*** Opening of The data ***
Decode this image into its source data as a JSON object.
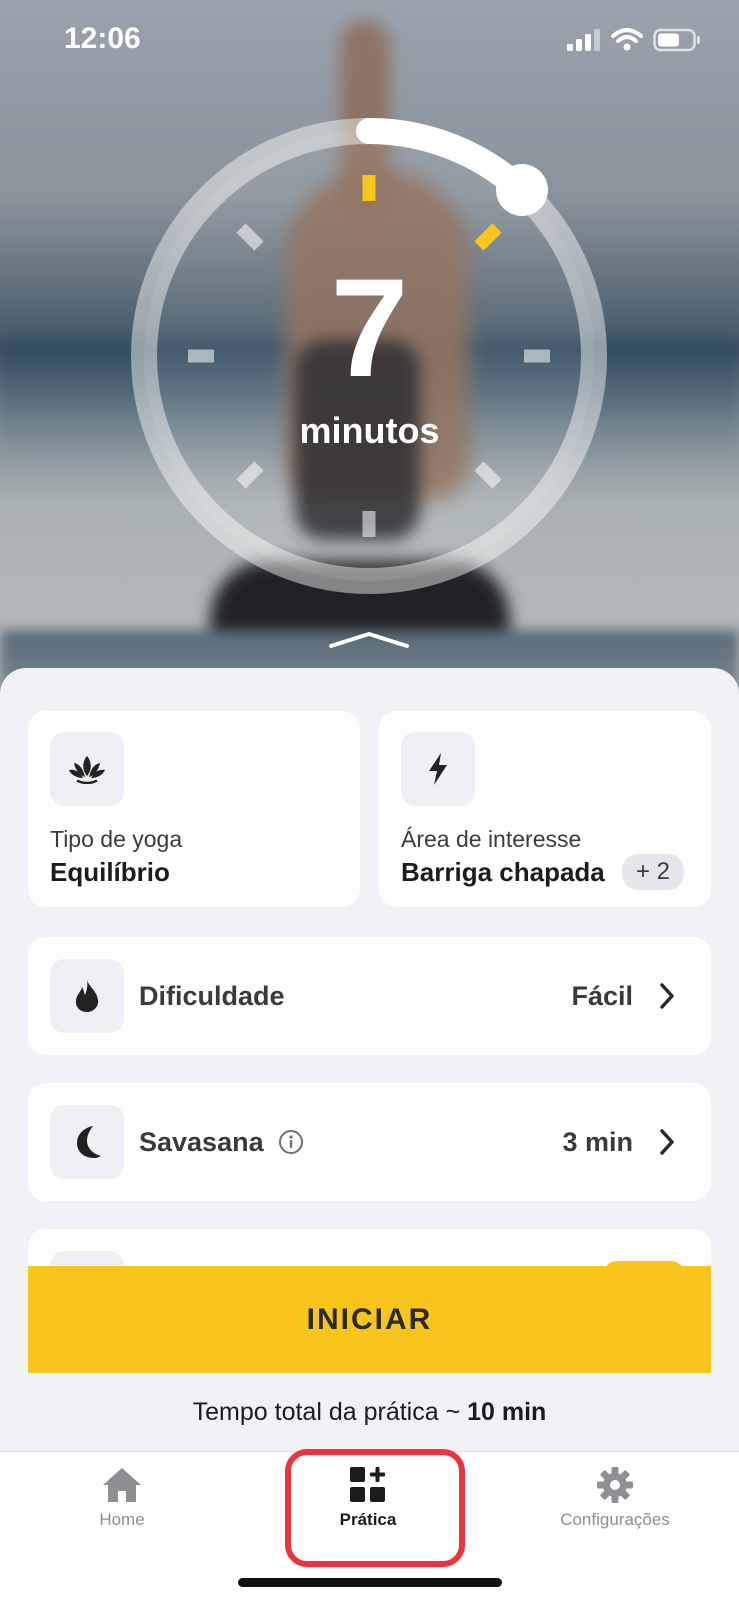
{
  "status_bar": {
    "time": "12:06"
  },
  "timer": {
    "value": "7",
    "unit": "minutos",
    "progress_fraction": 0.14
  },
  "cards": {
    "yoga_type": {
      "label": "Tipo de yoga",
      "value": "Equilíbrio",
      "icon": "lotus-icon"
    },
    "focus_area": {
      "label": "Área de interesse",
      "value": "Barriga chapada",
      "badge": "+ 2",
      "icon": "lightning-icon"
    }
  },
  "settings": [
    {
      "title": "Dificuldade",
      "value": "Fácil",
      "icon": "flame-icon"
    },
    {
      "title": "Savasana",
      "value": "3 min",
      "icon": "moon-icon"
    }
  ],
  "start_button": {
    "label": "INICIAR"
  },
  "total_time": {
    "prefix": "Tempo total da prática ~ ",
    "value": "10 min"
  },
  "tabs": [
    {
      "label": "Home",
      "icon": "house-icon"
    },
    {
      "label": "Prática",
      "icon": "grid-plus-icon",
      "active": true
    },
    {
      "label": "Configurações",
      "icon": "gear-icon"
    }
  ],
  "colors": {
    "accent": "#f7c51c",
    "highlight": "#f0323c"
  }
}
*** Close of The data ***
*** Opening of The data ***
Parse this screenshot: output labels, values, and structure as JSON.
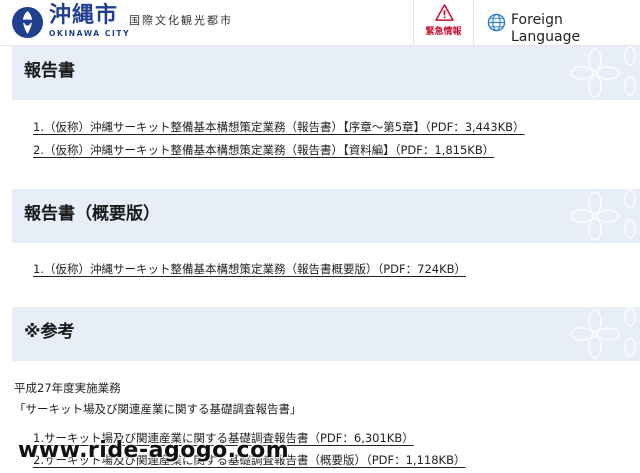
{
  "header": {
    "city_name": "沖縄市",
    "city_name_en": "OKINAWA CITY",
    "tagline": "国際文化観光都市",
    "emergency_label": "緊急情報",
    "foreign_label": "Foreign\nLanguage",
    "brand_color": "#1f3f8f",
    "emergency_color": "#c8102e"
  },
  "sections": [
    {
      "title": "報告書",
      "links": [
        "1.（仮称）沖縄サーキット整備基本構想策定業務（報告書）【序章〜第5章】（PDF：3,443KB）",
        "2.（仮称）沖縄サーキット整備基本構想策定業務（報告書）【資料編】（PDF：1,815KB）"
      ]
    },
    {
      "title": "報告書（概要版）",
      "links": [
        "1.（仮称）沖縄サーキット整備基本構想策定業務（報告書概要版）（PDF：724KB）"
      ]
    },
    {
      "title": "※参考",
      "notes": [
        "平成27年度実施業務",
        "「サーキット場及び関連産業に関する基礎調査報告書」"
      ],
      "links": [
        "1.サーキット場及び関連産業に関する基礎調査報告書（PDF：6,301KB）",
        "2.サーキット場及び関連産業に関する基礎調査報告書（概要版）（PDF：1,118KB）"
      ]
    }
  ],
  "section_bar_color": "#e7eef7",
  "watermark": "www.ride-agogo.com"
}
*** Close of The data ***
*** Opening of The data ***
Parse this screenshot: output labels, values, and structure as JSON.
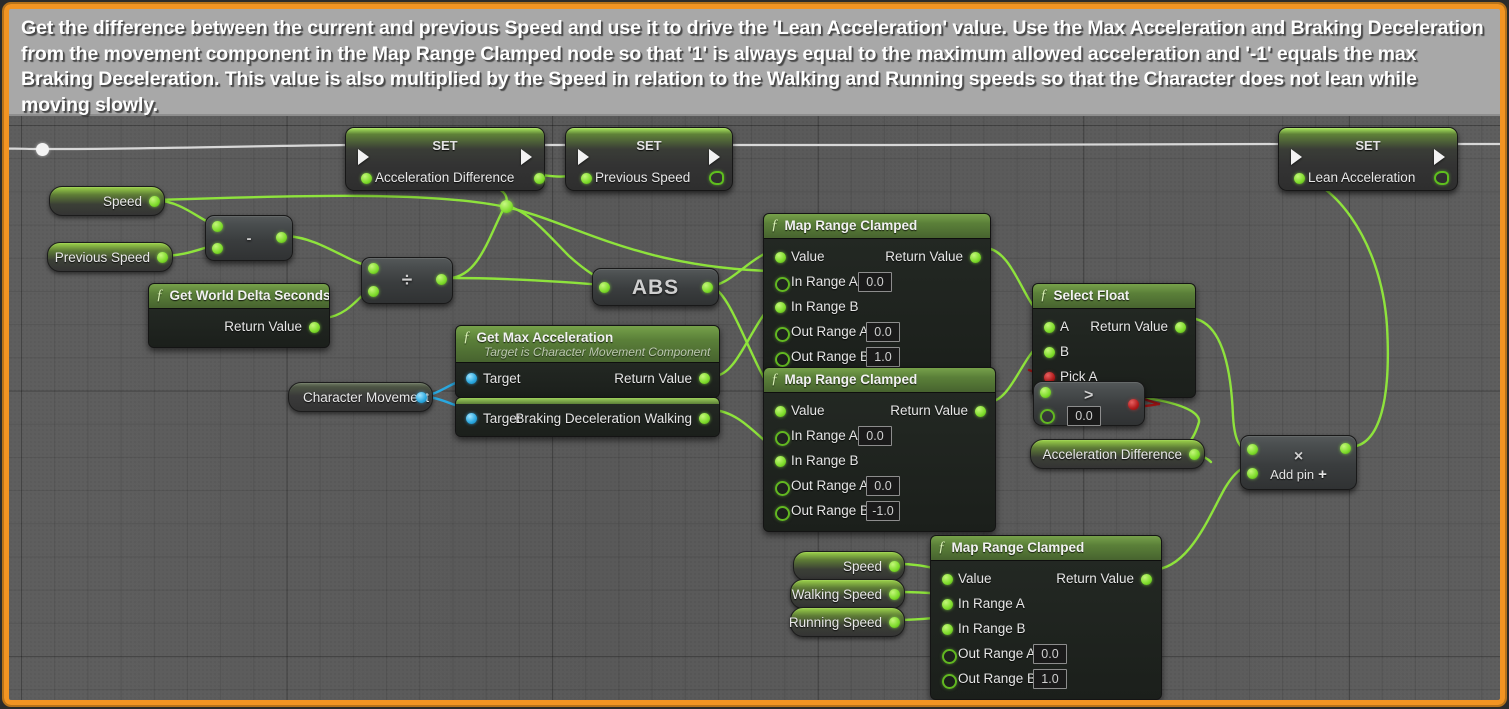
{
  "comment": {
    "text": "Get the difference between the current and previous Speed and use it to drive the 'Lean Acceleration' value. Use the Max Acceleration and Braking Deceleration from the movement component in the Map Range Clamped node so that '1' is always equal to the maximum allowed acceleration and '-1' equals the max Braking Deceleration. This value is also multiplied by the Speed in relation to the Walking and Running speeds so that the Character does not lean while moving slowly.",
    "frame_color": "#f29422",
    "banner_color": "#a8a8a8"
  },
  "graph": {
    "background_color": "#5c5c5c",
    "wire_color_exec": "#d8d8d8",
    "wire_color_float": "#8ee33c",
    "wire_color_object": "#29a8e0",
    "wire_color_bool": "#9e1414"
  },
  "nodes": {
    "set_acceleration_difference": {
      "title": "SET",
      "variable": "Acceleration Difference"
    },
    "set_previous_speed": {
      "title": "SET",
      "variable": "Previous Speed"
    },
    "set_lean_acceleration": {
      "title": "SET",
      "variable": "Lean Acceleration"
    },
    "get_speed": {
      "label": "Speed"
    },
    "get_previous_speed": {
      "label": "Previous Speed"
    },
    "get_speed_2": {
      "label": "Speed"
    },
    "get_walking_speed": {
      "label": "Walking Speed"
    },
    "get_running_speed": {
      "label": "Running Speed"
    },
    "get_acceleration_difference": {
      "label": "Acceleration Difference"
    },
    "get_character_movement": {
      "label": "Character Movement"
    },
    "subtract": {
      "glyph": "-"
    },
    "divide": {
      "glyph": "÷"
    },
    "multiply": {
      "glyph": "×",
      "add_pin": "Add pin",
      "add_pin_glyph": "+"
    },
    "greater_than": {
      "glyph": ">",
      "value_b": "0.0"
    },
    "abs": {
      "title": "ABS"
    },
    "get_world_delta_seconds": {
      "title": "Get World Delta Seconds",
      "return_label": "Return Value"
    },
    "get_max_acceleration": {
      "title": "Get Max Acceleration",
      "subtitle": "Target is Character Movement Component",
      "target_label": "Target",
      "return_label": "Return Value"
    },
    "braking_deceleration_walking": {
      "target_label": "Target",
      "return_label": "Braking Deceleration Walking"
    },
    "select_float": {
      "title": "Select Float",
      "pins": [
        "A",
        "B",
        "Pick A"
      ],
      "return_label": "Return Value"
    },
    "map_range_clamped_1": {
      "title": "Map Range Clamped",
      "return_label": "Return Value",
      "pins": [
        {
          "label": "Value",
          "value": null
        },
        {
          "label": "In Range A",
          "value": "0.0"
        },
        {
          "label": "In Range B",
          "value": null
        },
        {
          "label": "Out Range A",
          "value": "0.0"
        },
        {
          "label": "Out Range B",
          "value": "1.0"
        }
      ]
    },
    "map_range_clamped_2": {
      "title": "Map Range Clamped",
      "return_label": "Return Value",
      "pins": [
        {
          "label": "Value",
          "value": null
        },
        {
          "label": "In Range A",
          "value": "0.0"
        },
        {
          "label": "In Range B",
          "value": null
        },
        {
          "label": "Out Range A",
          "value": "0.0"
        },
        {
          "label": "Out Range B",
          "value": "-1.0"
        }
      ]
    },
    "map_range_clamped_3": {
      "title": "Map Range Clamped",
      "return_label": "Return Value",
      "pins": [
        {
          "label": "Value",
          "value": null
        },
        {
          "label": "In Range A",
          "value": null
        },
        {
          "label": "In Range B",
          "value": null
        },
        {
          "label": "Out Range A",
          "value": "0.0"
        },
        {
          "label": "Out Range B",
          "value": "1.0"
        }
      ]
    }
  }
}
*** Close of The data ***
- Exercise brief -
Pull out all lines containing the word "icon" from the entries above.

- Worked solution -
      "icon": "lotus-icon"
      "icon": "lightning-icon"
      "icon": "flame-icon"
      "icon": "moon-icon"
      "icon": "house-icon"
      "icon": "grid-plus-icon",
      "icon": "gear-icon"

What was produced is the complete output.